[Start of Attachment]

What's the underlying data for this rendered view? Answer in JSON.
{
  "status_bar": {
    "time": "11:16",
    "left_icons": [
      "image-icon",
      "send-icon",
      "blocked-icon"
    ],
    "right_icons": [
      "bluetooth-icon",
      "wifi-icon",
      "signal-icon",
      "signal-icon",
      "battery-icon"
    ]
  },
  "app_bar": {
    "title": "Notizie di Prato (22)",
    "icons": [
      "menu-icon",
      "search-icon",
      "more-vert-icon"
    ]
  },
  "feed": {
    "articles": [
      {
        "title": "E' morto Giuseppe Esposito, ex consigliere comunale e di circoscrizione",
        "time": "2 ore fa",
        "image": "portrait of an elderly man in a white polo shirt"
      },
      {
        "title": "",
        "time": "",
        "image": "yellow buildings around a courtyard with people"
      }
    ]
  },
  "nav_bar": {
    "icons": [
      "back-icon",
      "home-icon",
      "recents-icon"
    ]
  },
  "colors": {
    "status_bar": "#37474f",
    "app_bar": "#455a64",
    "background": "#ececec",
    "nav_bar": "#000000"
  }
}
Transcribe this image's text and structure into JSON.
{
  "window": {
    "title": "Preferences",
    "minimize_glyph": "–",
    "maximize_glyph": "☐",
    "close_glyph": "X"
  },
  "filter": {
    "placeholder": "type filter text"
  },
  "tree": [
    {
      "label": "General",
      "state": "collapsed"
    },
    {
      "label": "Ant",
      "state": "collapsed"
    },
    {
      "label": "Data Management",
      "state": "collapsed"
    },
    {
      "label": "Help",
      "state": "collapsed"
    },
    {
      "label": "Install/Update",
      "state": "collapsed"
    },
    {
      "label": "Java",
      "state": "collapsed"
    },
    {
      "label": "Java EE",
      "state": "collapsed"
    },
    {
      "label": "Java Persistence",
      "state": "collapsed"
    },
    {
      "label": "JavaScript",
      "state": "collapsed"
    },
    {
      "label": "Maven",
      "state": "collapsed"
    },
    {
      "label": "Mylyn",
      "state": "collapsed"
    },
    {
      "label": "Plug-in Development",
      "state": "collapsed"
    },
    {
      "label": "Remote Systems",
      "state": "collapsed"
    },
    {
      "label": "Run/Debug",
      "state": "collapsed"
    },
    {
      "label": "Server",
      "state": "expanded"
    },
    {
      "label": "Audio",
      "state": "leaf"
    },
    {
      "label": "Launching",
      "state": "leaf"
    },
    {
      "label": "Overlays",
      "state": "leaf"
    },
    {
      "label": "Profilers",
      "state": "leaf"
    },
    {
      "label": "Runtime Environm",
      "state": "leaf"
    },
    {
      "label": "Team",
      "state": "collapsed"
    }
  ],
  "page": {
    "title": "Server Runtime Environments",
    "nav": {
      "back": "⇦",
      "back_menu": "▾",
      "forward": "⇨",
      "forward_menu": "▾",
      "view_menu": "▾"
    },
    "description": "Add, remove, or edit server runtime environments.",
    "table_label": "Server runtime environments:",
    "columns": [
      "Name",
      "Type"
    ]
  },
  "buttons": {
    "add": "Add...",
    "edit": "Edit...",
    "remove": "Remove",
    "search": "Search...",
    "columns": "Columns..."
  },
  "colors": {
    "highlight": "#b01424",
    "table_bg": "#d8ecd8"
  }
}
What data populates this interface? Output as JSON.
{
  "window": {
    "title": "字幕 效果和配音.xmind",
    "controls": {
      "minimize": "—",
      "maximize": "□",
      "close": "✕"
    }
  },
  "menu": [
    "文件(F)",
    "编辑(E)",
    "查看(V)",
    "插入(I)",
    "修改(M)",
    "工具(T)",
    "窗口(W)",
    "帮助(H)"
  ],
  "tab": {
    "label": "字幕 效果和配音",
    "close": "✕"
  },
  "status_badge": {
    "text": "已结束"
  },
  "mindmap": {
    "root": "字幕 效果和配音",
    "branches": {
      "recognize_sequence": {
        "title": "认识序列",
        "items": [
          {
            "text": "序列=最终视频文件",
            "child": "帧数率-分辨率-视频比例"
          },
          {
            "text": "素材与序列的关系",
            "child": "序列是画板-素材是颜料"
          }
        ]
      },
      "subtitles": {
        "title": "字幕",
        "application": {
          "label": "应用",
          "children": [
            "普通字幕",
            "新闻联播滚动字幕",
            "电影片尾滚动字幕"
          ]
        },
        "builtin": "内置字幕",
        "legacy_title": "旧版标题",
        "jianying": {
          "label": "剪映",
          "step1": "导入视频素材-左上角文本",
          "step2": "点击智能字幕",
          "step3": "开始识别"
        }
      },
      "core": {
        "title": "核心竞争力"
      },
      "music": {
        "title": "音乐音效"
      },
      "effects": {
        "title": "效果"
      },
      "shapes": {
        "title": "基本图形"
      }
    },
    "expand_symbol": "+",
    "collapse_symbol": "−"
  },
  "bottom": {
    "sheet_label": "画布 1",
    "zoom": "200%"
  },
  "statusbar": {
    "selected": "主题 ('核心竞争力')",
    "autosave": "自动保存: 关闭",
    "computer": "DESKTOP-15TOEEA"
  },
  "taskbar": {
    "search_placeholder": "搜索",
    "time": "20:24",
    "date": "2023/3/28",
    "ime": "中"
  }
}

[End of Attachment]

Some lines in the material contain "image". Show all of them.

SOLUTION TO THIS TASK |
      "image-icon",
        "image": "portrait of an elderly man in a white polo shirt"
        "image": "yellow buildings around a courtyard with people"
Transcribe this image's text and structure into JSON.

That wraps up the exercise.